Wednesday, September 02, 2009

Reading Update (because yesterday's post wasn't boring enough)

To follow on from yesterday's extremely boring post, I offer another extremely boring post about books that I have recently read.

Oliver Twist by Charles Dickens

Although I enjoyed this book, I sincerely hope that Dickens didn't always resort to improbable coincidences in his novels. I mean, Great Expectations had enough of that for anybody. Oliver Twist contains even more astounding coincidences. It's a bit tiring and hard to accept, but it does help to wrap up the plot nicely.

This was the second Dickens book for me. It took me many years to finally get around to reading Boz and I am happy that I did. But really, enough with the coincidental plot devises already. A Tale of Two Cities awaits my attention.

Fabrizio's Return by Mark Frutkin

Fabrizio's Return is a lighthearted and somewhat comedic novel about a priest being assessed years after the fact for potential sainthood by the Devil's Advocate, a Jesuit sent by the Pope to ask all of the tough questions and dig around for details. Along the way, we meet many interesting characters, including a rather comedic and insolent dwarf called Omero and Rodolfo, a man who wears a skeleton on his back. The novel features magical potions and seductions and music. All-in-all, this is a very good book.

Rachel Papers by Martin Amis

I have read lots of Amis, but never got around to this one, until recently. It's pretty good for a first novel. It has lots of sex and hilarity. I am not sure what to say about it, beyond that. It's well-written (of course) and a quick read. If you like Amis, you will probably like this.

Other People by Martin Amis

What a strange book is this. There is a mystery at the heart of the story about a woman who has amnesia. She manages to piece together parts of her history, but we are left to deduce other things about her and her past. Personally, I wouldn't rank this as being among my favourite Amis books (that honour might go to London Fields or Dead Babies). Still, if you must read everything he has written, you don't need me to recommend it, because you will have already read it.

The Road by Cormac McCarthy

I mentioned this book in yesterday's post, but here it is again. I was totally engrossed in this book. Sure, there may be other post-apocalyptic novels out there, but this is a very poetic one. Every time I check for reviews on books I have read, I am stunned. Sure, more than 1000 people rated this as a 5 star book. Bizarrely, nearly 200, or so, seem to think that this book merits only 1 star. I shouldn't be surprised at this stage. Look at reviews for books generally regarded as literary masterpieces, and some doofus will give it one star. Even more perplexing is the fact that Microserfs -- one of the books on my list of the worst books ever written, along with The Mysteries of Pittsburgh - a book that also gets my vote for dumb titles that bear no relation to the book -- receives so many 5 star reviews.

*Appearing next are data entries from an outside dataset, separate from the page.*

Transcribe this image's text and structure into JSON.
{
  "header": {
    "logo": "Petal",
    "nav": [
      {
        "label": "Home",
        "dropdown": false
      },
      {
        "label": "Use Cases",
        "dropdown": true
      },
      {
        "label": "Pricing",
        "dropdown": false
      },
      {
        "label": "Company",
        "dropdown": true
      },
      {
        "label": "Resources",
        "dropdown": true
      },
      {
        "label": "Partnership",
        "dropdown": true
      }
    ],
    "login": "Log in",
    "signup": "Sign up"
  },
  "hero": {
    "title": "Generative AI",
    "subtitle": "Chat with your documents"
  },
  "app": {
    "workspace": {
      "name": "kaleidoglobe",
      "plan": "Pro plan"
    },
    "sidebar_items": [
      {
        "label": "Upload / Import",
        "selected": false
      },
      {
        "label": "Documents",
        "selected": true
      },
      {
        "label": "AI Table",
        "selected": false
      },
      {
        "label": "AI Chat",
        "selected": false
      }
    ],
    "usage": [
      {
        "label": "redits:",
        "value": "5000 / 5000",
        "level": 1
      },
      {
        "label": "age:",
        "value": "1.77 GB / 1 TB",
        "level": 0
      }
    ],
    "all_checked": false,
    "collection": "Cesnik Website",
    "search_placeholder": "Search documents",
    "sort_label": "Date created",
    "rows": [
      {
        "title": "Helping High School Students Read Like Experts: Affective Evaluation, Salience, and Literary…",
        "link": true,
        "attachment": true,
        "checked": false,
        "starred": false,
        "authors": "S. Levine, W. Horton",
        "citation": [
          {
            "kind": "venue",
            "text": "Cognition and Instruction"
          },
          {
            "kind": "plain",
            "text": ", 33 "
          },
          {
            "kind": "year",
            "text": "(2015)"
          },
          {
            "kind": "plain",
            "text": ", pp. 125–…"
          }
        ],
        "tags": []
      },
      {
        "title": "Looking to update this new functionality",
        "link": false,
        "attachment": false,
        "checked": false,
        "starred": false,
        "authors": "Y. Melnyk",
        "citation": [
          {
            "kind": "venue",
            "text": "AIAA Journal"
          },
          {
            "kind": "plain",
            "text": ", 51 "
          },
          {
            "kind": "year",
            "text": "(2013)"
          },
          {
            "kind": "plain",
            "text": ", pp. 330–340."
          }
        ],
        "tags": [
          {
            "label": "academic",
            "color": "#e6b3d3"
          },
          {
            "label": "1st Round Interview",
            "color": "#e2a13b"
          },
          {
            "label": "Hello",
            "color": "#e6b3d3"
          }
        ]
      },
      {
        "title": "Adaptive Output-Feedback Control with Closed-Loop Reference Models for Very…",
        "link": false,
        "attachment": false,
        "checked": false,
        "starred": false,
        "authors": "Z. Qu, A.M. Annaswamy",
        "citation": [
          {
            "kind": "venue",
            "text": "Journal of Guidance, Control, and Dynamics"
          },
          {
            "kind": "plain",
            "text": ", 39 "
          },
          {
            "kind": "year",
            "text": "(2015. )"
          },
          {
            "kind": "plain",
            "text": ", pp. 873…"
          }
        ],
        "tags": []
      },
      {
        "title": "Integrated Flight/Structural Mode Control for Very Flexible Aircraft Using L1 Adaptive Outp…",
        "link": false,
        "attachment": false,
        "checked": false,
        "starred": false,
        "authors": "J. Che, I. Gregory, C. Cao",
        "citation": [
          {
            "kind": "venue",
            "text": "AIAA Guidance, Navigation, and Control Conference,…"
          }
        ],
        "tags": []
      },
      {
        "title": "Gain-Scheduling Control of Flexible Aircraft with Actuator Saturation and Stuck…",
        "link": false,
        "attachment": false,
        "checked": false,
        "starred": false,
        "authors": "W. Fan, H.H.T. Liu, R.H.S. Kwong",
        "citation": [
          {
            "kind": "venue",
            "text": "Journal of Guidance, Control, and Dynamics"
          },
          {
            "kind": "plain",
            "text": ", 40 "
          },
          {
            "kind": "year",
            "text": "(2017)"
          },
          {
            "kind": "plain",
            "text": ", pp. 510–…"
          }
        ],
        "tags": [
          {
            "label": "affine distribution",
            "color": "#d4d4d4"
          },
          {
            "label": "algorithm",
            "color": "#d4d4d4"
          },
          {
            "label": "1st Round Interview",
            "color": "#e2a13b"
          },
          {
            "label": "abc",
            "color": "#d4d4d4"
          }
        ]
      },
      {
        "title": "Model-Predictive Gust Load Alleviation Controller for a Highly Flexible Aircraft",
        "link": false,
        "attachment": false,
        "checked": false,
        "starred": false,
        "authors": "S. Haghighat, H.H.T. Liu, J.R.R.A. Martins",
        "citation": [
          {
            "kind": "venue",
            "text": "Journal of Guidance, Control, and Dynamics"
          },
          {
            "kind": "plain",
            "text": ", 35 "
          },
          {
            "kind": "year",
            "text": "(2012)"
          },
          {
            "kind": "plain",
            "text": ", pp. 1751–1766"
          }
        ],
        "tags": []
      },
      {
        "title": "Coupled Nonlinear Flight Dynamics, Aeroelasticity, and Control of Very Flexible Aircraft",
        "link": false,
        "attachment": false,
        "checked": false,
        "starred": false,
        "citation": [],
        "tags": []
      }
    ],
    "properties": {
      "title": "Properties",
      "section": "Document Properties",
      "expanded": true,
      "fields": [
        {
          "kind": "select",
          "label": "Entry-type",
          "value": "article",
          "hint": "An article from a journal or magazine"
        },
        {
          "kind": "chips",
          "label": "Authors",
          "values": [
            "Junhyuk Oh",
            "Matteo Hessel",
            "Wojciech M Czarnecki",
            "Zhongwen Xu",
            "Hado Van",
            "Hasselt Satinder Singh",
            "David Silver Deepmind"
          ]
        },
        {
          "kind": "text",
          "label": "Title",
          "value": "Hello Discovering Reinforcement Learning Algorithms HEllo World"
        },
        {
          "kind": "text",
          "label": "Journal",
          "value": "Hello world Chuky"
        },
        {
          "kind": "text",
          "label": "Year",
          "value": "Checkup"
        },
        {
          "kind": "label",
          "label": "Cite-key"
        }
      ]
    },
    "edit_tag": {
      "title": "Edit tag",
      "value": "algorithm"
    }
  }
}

Anyway, The Road is a fascinating book. The prose is powerful and poetic, yet restrained. It paints an evocative picture. I will admit to wondering - as Mister Anchovy did in a comment to the preceding post - how this could possibly be made into a movie. Well, if they take great liberties, then perhaps. I hope it stays true to the book.

OK, no more pseudo-book reviews, at least for a while.


mister anchovy said...

I think The Road is a very good book. I like a number of Mr. McCarthy's books, and while I liked The Road, I liked others, such as Blood Meridian and Suttree much better.

k said...

You are the second person to mention The Road in two days. I've put it on hold at the library.

Anonymous said...

Cool reviews!!


Kate said...

I'm going to pass on the post-apocalyptic genre all together, but I have heard good things about The Road.

A Tale of Two Cities has the mother of all coincidental plot devices. BUT. It's worth it. It's a great story--there's much more action/adventure than the usual Dickens book.

I have a few Martin Amis books on my list. You know, after I read all the school books I have (Mountains Beyond Mountains, As You Like It, Hamlet, Macbeth for the 5th time this year...)